Nikki Finke
Nikki Finke is Founder & CEO of Hollywood Dementia LLC and an authority on the entertainment industry. She is now writing showbiz short fiction for the first time.
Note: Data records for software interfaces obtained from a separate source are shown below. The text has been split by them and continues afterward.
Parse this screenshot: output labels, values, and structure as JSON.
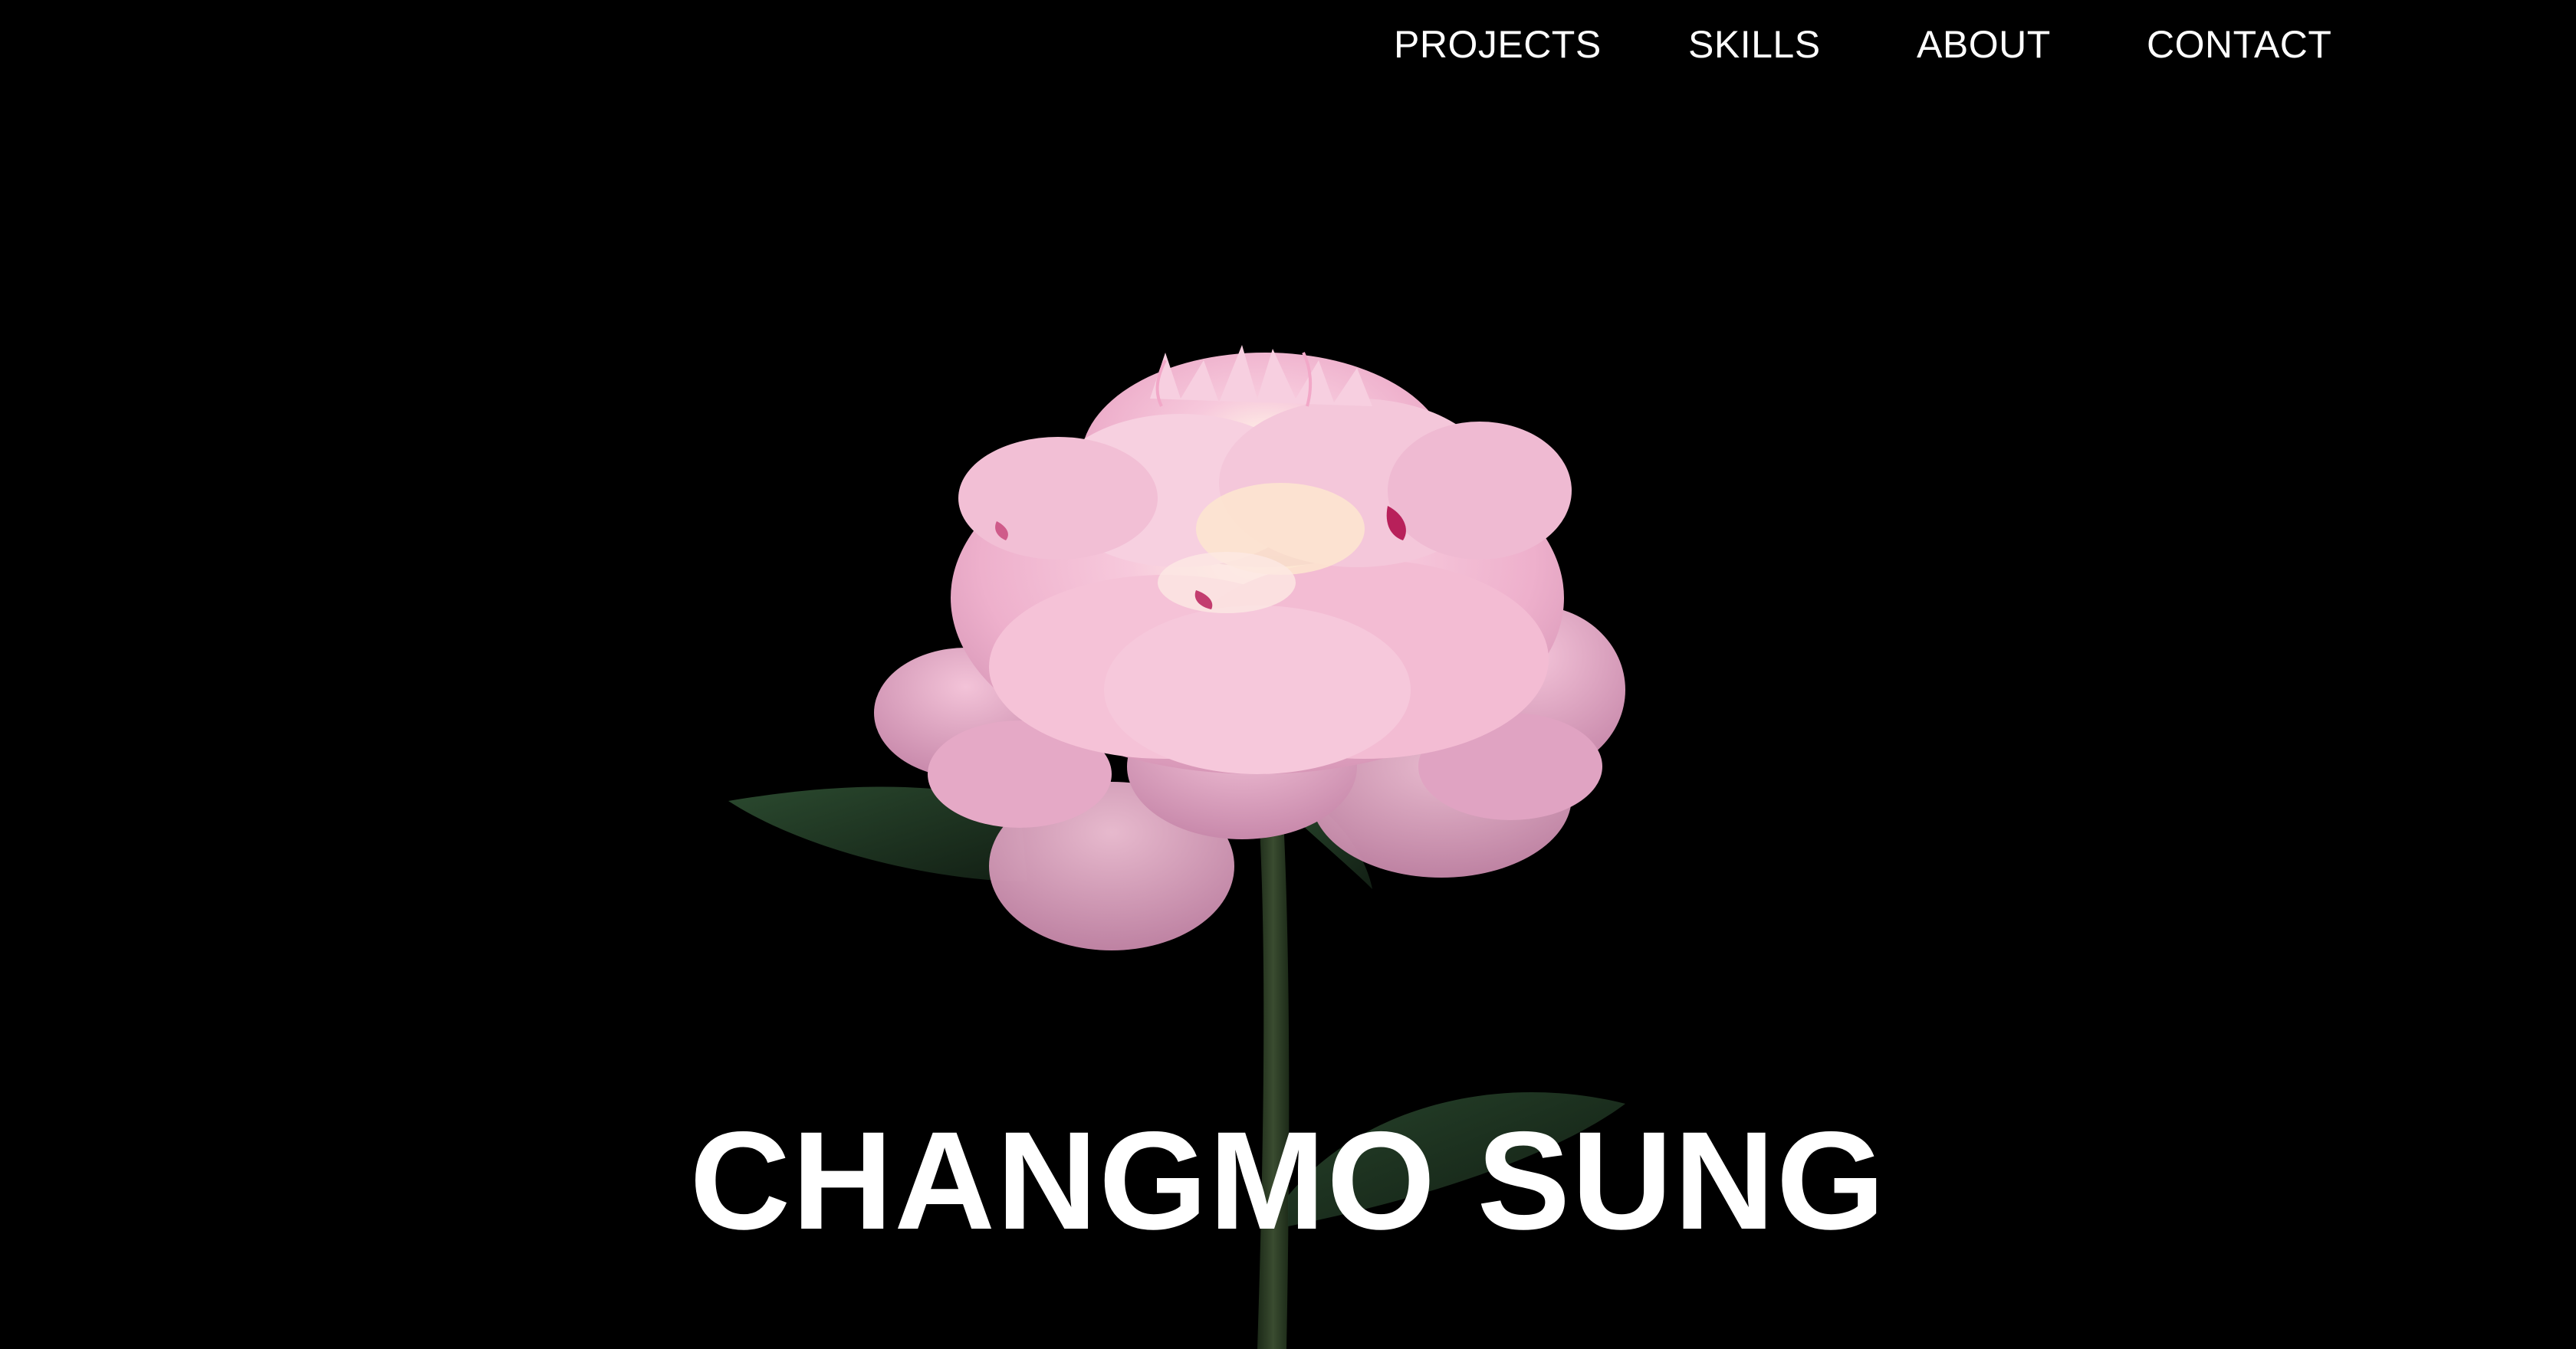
{
  "nav": {
    "items": [
      {
        "label": "PROJECTS"
      },
      {
        "label": "SKILLS"
      },
      {
        "label": "ABOUT"
      },
      {
        "label": "CONTACT"
      }
    ]
  },
  "hero": {
    "title": "CHANGMO SUNG",
    "image": "pink-peony-flower"
  },
  "colors": {
    "background": "#000000",
    "text": "#ffffff",
    "petal": "#f2b8d2",
    "petal_light": "#fde2ec",
    "petal_accent": "#b8205a",
    "leaf": "#1f3522",
    "stem": "#2c3b25"
  }
}
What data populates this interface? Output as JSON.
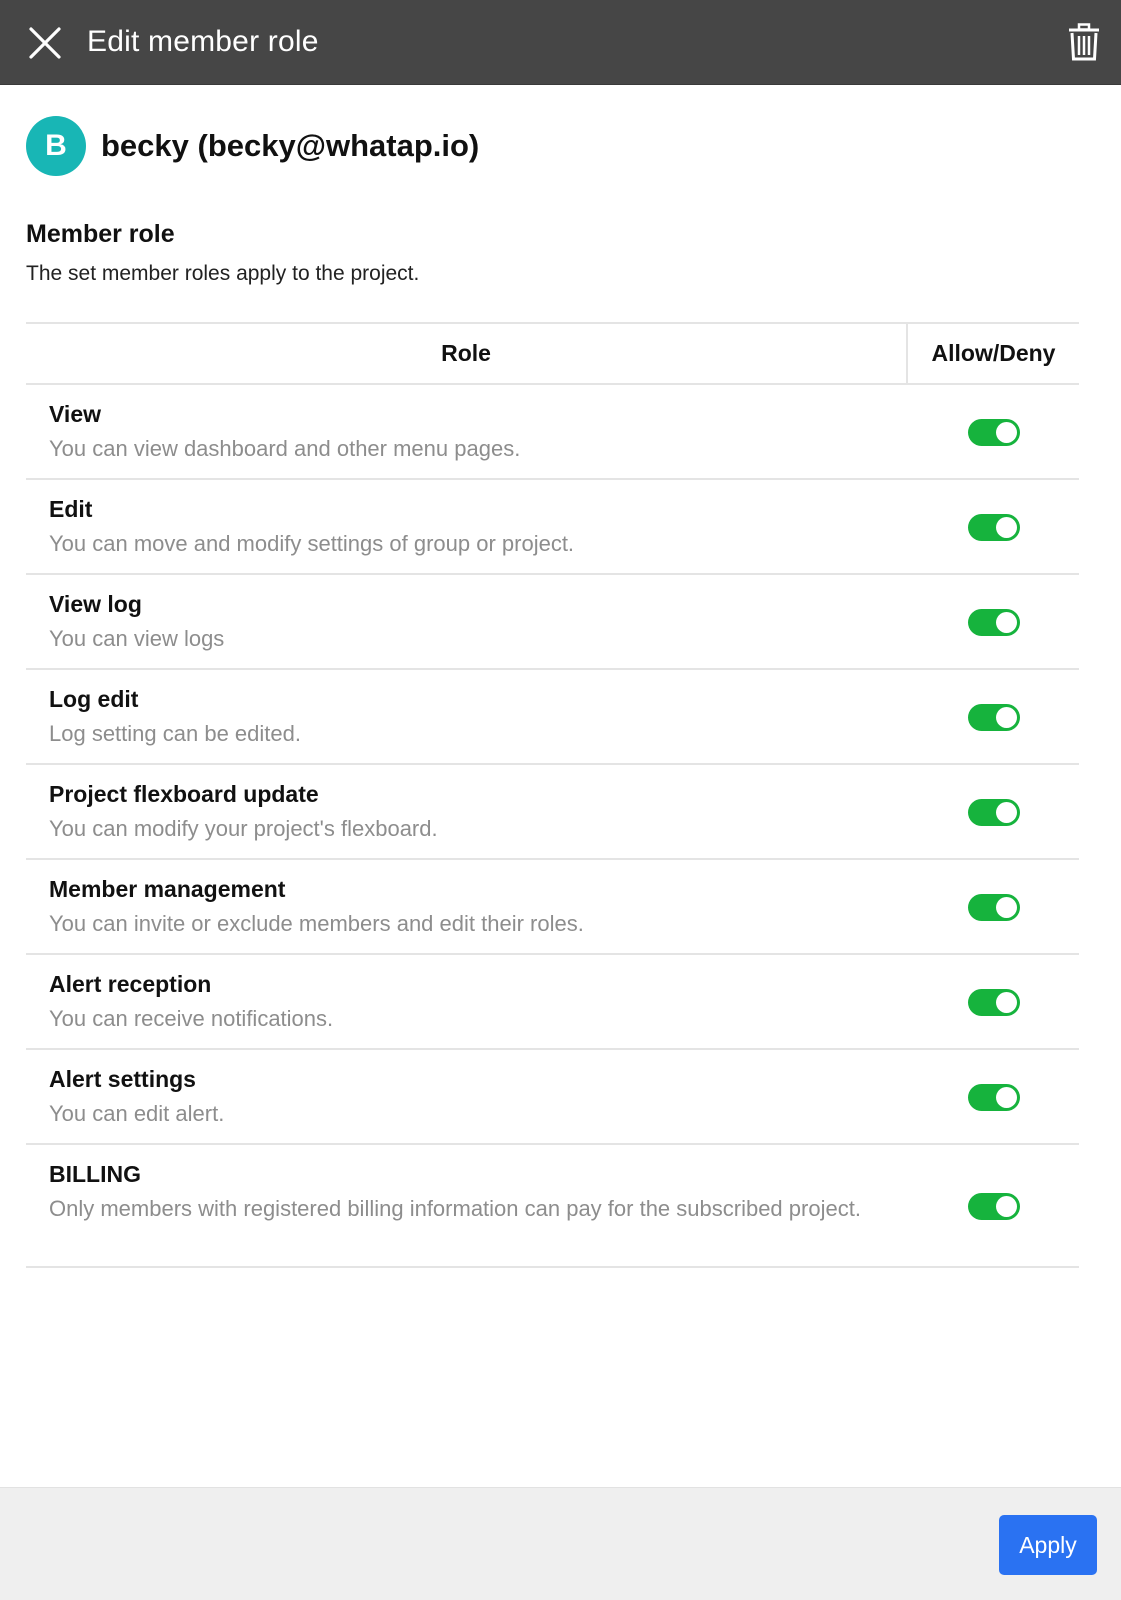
{
  "header": {
    "title": "Edit member role",
    "close_icon": "close-icon",
    "delete_icon": "trash-icon"
  },
  "user": {
    "avatar_initial": "B",
    "avatar_color": "#18b6b5",
    "name": "becky (becky@whatap.io)"
  },
  "section": {
    "title": "Member role",
    "description": "The set member roles apply to the project."
  },
  "table": {
    "headers": {
      "role": "Role",
      "allow_deny": "Allow/Deny"
    },
    "rows": [
      {
        "title": "View",
        "description": "You can view dashboard and other menu pages.",
        "enabled": true
      },
      {
        "title": "Edit",
        "description": "You can move and modify settings of group or project.",
        "enabled": true
      },
      {
        "title": "View log",
        "description": "You can view logs",
        "enabled": true
      },
      {
        "title": "Log edit",
        "description": "Log setting can be edited.",
        "enabled": true
      },
      {
        "title": "Project flexboard update",
        "description": "You can modify your project's flexboard.",
        "enabled": true
      },
      {
        "title": "Member management",
        "description": "You can invite or exclude members and edit their roles.",
        "enabled": true
      },
      {
        "title": "Alert reception",
        "description": "You can receive notifications.",
        "enabled": true
      },
      {
        "title": "Alert settings",
        "description": "You can edit alert.",
        "enabled": true
      },
      {
        "title": "BILLING",
        "description": "Only members with registered billing information can pay for the subscribed project.",
        "enabled": true
      }
    ]
  },
  "footer": {
    "apply_label": "Apply"
  },
  "colors": {
    "header_bg": "#464646",
    "toggle_on": "#16b33d",
    "apply_button": "#2a72f2",
    "footer_bg": "#efefef"
  }
}
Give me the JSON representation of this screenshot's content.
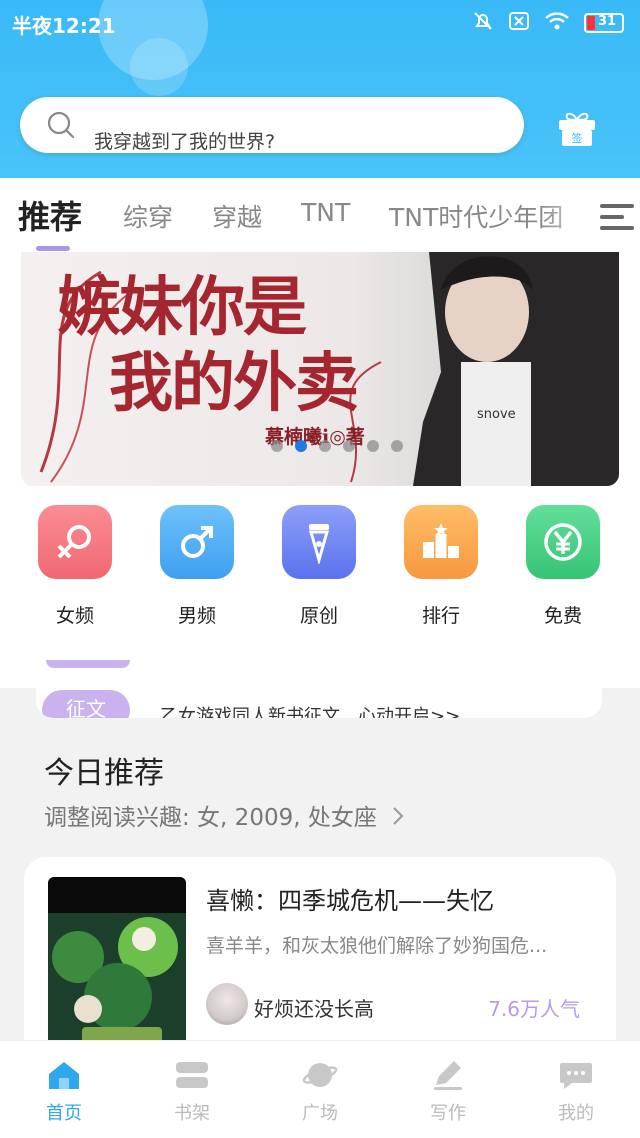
{
  "status_bar": {
    "time": "半夜12:21",
    "battery": "31"
  },
  "search": {
    "placeholder": "我穿越到了我的世界?"
  },
  "gift_label": "签",
  "tabs": [
    {
      "label": "推荐"
    },
    {
      "label": "综穿"
    },
    {
      "label": "穿越"
    },
    {
      "label": "TNT"
    },
    {
      "label": "TNT时代少年团"
    }
  ],
  "banner": {
    "title_line1": "嫉妹你是",
    "title_line2": "我的外卖",
    "author": "慕楠曦i◎著",
    "shirt_text": "snove",
    "slide_count": 6,
    "active_slide": 2
  },
  "categories": [
    {
      "label": "女频",
      "icon": "female-icon",
      "color": "#f5737f"
    },
    {
      "label": "男频",
      "icon": "male-icon",
      "color": "#52aef4"
    },
    {
      "label": "原创",
      "icon": "pen-icon",
      "color": "#6f86f2"
    },
    {
      "label": "排行",
      "icon": "ranking-icon",
      "color": "#fba54f"
    },
    {
      "label": "免费",
      "icon": "yen-icon",
      "color": "#3fcf82"
    }
  ],
  "notice": {
    "badge": "征文",
    "text": "乙女游戏同人新书征文，心动开启>>"
  },
  "section": {
    "title": "今日推荐",
    "subtitle": "调整阅读兴趣: 女, 2009, 处女座"
  },
  "book": {
    "title": "喜懒：四季城危机——失忆",
    "desc": "喜羊羊，和灰太狼他们解除了妙狗国危...",
    "author": "好烦还没长高",
    "popularity": "7.6万人气"
  },
  "bottom_nav": [
    {
      "label": "首页",
      "icon": "home-icon",
      "active": true
    },
    {
      "label": "书架",
      "icon": "bookshelf-icon",
      "active": false
    },
    {
      "label": "广场",
      "icon": "planet-icon",
      "active": false
    },
    {
      "label": "写作",
      "icon": "write-icon",
      "active": false
    },
    {
      "label": "我的",
      "icon": "chat-icon",
      "active": false
    }
  ]
}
She is best known as Editor-in-Chief & Founder of Deadline Hollywood from March 2006 to December 2013. Before her 30-year Hollywood journalism career, Nikki reported on national, political and international news. @NikkiFinke